DATA SHOWN:
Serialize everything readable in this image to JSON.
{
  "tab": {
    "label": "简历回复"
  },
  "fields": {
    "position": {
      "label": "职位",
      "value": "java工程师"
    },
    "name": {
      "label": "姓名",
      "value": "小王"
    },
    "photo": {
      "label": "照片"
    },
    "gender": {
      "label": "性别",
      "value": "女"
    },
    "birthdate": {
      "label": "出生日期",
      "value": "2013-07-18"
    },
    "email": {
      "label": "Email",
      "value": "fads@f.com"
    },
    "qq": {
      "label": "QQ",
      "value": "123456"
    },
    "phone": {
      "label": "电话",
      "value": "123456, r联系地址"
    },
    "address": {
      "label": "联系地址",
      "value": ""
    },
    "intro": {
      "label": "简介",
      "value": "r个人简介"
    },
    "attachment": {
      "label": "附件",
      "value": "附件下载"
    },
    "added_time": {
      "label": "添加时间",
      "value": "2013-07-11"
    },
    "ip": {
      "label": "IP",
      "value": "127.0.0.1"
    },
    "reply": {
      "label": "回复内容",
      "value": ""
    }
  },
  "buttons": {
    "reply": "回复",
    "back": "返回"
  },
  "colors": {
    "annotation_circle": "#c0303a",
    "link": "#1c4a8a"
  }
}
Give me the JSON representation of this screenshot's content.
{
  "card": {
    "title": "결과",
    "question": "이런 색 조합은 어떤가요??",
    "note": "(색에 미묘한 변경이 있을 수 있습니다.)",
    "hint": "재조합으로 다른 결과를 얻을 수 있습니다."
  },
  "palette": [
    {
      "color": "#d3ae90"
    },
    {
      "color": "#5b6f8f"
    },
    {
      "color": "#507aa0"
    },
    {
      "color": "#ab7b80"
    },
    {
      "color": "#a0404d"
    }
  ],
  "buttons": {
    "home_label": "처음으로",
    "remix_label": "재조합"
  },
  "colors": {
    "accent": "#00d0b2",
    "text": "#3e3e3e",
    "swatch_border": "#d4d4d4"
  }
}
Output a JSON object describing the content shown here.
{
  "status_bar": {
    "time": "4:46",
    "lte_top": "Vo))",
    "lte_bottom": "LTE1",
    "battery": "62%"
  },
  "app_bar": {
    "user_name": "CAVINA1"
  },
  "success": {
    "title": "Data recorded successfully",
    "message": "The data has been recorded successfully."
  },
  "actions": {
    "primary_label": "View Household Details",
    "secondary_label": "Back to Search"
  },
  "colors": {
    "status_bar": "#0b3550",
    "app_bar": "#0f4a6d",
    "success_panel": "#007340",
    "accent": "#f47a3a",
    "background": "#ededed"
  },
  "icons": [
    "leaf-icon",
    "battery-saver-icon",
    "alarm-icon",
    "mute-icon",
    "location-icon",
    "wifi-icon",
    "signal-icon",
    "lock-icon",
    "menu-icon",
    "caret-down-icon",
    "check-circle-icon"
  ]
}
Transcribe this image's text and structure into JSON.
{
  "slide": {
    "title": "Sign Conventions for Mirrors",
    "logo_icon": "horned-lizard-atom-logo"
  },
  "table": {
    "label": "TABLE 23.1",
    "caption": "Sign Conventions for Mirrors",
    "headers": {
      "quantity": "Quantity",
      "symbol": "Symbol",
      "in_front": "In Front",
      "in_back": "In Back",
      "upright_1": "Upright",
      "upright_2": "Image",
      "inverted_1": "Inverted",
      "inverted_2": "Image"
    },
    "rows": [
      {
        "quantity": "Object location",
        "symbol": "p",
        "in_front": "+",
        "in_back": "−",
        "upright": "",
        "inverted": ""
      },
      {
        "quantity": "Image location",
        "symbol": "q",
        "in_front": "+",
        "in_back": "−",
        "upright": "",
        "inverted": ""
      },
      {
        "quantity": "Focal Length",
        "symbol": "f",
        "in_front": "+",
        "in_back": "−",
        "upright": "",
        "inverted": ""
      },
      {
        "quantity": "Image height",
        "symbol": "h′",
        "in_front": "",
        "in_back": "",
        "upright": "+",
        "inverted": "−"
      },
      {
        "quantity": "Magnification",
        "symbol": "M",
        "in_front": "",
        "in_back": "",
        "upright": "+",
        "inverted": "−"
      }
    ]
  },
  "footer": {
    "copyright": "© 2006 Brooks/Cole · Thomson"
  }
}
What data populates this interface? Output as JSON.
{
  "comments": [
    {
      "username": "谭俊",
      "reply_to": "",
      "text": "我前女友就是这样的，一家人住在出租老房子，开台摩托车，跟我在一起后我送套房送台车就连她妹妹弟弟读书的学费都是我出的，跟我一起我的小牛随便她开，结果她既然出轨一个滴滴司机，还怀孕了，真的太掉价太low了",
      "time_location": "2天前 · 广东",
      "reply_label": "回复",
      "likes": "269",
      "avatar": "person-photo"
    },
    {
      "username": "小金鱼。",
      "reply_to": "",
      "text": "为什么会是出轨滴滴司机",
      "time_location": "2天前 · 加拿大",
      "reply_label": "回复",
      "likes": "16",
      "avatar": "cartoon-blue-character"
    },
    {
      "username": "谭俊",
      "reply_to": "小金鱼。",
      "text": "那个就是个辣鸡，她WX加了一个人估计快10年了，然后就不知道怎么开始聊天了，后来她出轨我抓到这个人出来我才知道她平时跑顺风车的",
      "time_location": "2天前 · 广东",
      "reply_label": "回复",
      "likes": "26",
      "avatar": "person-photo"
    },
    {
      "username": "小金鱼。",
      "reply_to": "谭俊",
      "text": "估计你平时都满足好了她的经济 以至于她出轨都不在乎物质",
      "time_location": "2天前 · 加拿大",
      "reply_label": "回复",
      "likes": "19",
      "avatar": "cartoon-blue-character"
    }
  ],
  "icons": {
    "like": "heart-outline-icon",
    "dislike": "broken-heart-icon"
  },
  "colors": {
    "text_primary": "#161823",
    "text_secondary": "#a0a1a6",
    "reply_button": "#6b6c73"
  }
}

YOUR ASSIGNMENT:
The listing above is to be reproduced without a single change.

ANSWER SPACE:
Serialize everything readable in this image to JSON.
{
  "tab": {
    "label": "简历回复"
  },
  "fields": {
    "position": {
      "label": "职位",
      "value": "java工程师"
    },
    "name": {
      "label": "姓名",
      "value": "小王"
    },
    "photo": {
      "label": "照片"
    },
    "gender": {
      "label": "性别",
      "value": "女"
    },
    "birthdate": {
      "label": "出生日期",
      "value": "2013-07-18"
    },
    "email": {
      "label": "Email",
      "value": "fads@f.com"
    },
    "qq": {
      "label": "QQ",
      "value": "123456"
    },
    "phone": {
      "label": "电话",
      "value": "123456, r联系地址"
    },
    "address": {
      "label": "联系地址",
      "value": ""
    },
    "intro": {
      "label": "简介",
      "value": "r个人简介"
    },
    "attachment": {
      "label": "附件",
      "value": "附件下载"
    },
    "added_time": {
      "label": "添加时间",
      "value": "2013-07-11"
    },
    "ip": {
      "label": "IP",
      "value": "127.0.0.1"
    },
    "reply": {
      "label": "回复内容",
      "value": ""
    }
  },
  "buttons": {
    "reply": "回复",
    "back": "返回"
  },
  "colors": {
    "annotation_circle": "#c0303a",
    "link": "#1c4a8a"
  }
}
Give me the JSON representation of this screenshot's content.
{
  "card": {
    "title": "결과",
    "question": "이런 색 조합은 어떤가요??",
    "note": "(색에 미묘한 변경이 있을 수 있습니다.)",
    "hint": "재조합으로 다른 결과를 얻을 수 있습니다."
  },
  "palette": [
    {
      "color": "#d3ae90"
    },
    {
      "color": "#5b6f8f"
    },
    {
      "color": "#507aa0"
    },
    {
      "color": "#ab7b80"
    },
    {
      "color": "#a0404d"
    }
  ],
  "buttons": {
    "home_label": "처음으로",
    "remix_label": "재조합"
  },
  "colors": {
    "accent": "#00d0b2",
    "text": "#3e3e3e",
    "swatch_border": "#d4d4d4"
  }
}
Output a JSON object describing the content shown here.
{
  "status_bar": {
    "time": "4:46",
    "lte_top": "Vo))",
    "lte_bottom": "LTE1",
    "battery": "62%"
  },
  "app_bar": {
    "user_name": "CAVINA1"
  },
  "success": {
    "title": "Data recorded successfully",
    "message": "The data has been recorded successfully."
  },
  "actions": {
    "primary_label": "View Household Details",
    "secondary_label": "Back to Search"
  },
  "colors": {
    "status_bar": "#0b3550",
    "app_bar": "#0f4a6d",
    "success_panel": "#007340",
    "accent": "#f47a3a",
    "background": "#ededed"
  },
  "icons": [
    "leaf-icon",
    "battery-saver-icon",
    "alarm-icon",
    "mute-icon",
    "location-icon",
    "wifi-icon",
    "signal-icon",
    "lock-icon",
    "menu-icon",
    "caret-down-icon",
    "check-circle-icon"
  ]
}
Transcribe this image's text and structure into JSON.
{
  "slide": {
    "title": "Sign Conventions for Mirrors",
    "logo_icon": "horned-lizard-atom-logo"
  },
  "table": {
    "label": "TABLE 23.1",
    "caption": "Sign Conventions for Mirrors",
    "headers": {
      "quantity": "Quantity",
      "symbol": "Symbol",
      "in_front": "In Front",
      "in_back": "In Back",
      "upright_1": "Upright",
      "upright_2": "Image",
      "inverted_1": "Inverted",
      "inverted_2": "Image"
    },
    "rows": [
      {
        "quantity": "Object location",
        "symbol": "p",
        "in_front": "+",
        "in_back": "−",
        "upright": "",
        "inverted": ""
      },
      {
        "quantity": "Image location",
        "symbol": "q",
        "in_front": "+",
        "in_back": "−",
        "upright": "",
        "inverted": ""
      },
      {
        "quantity": "Focal Length",
        "symbol": "f",
        "in_front": "+",
        "in_back": "−",
        "upright": "",
        "inverted": ""
      },
      {
        "quantity": "Image height",
        "symbol": "h′",
        "in_front": "",
        "in_back": "",
        "upright": "+",
        "inverted": "−"
      },
      {
        "quantity": "Magnification",
        "symbol": "M",
        "in_front": "",
        "in_back": "",
        "upright": "+",
        "inverted": "−"
      }
    ]
  },
  "footer": {
    "copyright": "© 2006 Brooks/Cole · Thomson"
  }
}
What data populates this interface? Output as JSON.
{
  "comments": [
    {
      "username": "谭俊",
      "reply_to": "",
      "text": "我前女友就是这样的，一家人住在出租老房子，开台摩托车，跟我在一起后我送套房送台车就连她妹妹弟弟读书的学费都是我出的，跟我一起我的小牛随便她开，结果她既然出轨一个滴滴司机，还怀孕了，真的太掉价太low了",
      "time_location": "2天前 · 广东",
      "reply_label": "回复",
      "likes": "269",
      "avatar": "person-photo"
    },
    {
      "username": "小金鱼。",
      "reply_to": "",
      "text": "为什么会是出轨滴滴司机",
      "time_location": "2天前 · 加拿大",
      "reply_label": "回复",
      "likes": "16",
      "avatar": "cartoon-blue-character"
    },
    {
      "username": "谭俊",
      "reply_to": "小金鱼。",
      "text": "那个就是个辣鸡，她WX加了一个人估计快10年了，然后就不知道怎么开始聊天了，后来她出轨我抓到这个人出来我才知道她平时跑顺风车的",
      "time_location": "2天前 · 广东",
      "reply_label": "回复",
      "likes": "26",
      "avatar": "person-photo"
    },
    {
      "username": "小金鱼。",
      "reply_to": "谭俊",
      "text": "估计你平时都满足好了她的经济 以至于她出轨都不在乎物质",
      "time_location": "2天前 · 加拿大",
      "reply_label": "回复",
      "likes": "19",
      "avatar": "cartoon-blue-character"
    }
  ],
  "icons": {
    "like": "heart-outline-icon",
    "dislike": "broken-heart-icon"
  },
  "colors": {
    "text_primary": "#161823",
    "text_secondary": "#a0a1a6",
    "reply_button": "#6b6c73"
  }
}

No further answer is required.